The 49ers are intent on filling the only remaining void in their established starting lineup for the 2002 season with a veteran free-agent guard.
While San Francisco continues to consider all available alternatives, the steady trail of veteran prospects that have been in and out of team headquarters the past month makes the Niners' preference perfectly clear.
Earlier this week, the Niners got familiar with experienced and decorated guard Ron Stone, who is coming off two consecutive Pro Bowl appearances. Stone followed Chris Naeole, who followed Matt Joyce, who followed Frank Middleton, who followed Mike Wahle into the team's Santa Clara headquarters for a visit.
Following those five will be Blake Brockermeyer, who will visit and take a physical with the team on Thursday.
A common denominator links together Naeole, Joyce, Middleton and Wahle: They all signed with other teams after visiting with the Niners. That makes another thing perfectly obvious: The Niners are looking to find that veteran free-agent at the right price. Their price.
Stone, clearly, is the best of the capable lot that the 49ers are considering. The 320-pounder started at right guard the past six seasons for the New York Giants, where he was strong in pass protection and also used his size to open lanes for the run. The 30-year-old's continued presence on the open market puts the Niners in the running for his services, though it's difficult to believe Stone couldn't find a better offer than the one with which San Francisco ultimately will be comfortable presenting him.

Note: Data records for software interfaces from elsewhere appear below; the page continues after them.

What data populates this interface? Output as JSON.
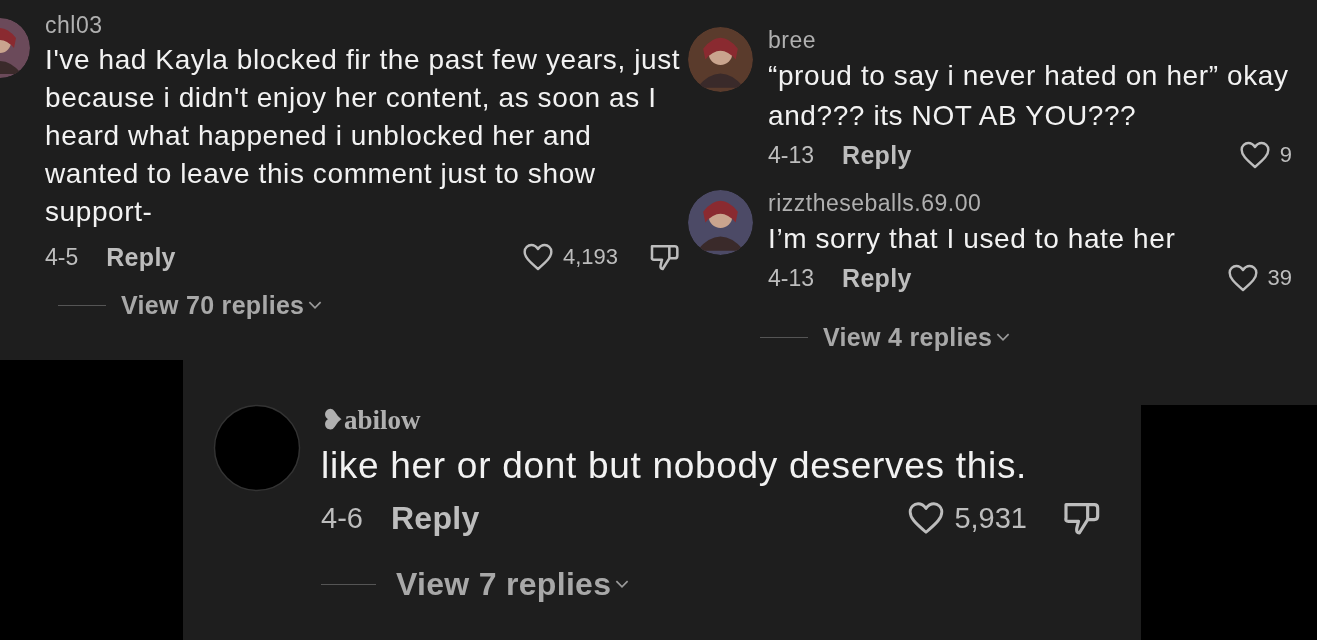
{
  "panels": [
    {
      "comments": [
        {
          "avatar_blank": false,
          "username": "chl03",
          "text": "I've had Kayla blocked fir the past few years, just because i didn't enjoy her content, as soon as I heard what happened i unblocked her and wanted to leave this comment just to show support-",
          "date": "4-5",
          "reply": "Reply",
          "likes": "4,193",
          "dislike": true
        }
      ],
      "view_replies": "View 70 replies"
    },
    {
      "comments": [
        {
          "avatar_blank": false,
          "username": "bree",
          "text": "“proud to say i never hated on her” okay and??? its NOT AB YOU???",
          "date": "4-13",
          "reply": "Reply",
          "likes": "9",
          "dislike": false
        },
        {
          "avatar_blank": false,
          "username": "rizztheseballs.69.00",
          "text": "I’m sorry that I used to hate her",
          "date": "4-13",
          "reply": "Reply",
          "likes": "39",
          "dislike": false
        }
      ],
      "view_replies": "View 4 replies"
    },
    {
      "comments": [
        {
          "avatar_blank": true,
          "username": "❥abilow",
          "text": "like her or dont but nobody deserves this.",
          "date": "4-6",
          "reply": "Reply",
          "likes": "5,931",
          "dislike": true
        }
      ],
      "view_replies": "View 7 replies"
    }
  ]
}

"I think it depends on the mindset of the player," Niners general manager Terry Donahue said Tuesday. "It just depends on where people are in terms of their own parameters and what they're willing to negotiate and what they're willing to consider. Every player has determined what their value is, and how much latitude they are willing to have is dependent on whether you can get a deal done."
To attract Stone, the Niners apparently were willing to stretch their budget and the salary slot they'd previously set aside for the left guard position. But Stone left after his visit Tuesday with contract negotiations still in the initial stages and, Donahue said, "in the meantime, we're having conversations with a couple of other possibilites," none of which - besides Brockermeyer - the GM was willing to reveal.
"We have had initial discussions with both their agents," Donahue said of Stone and Brockermeyer, "and we do think there is interest on their part and on our part. But we can't put the cart before the horse yet. Is it wishful thinking? Perhaps not."
But it definitely is the Niners' thinking. While the probability of finding a quality line prospect in the draft remains high, the team would rather give any rookie lineman it might draft a chance to develop for a while in the system and go with an established veteran as the 2002 starter.
That's making the possibility of 2001 starter Ray Brown's return for one more season - he's currently under contract for 2002, when he'll turn 40 - appear stronger by the day as other veterans file into Niners headquarters then leave later without a contract in their hands.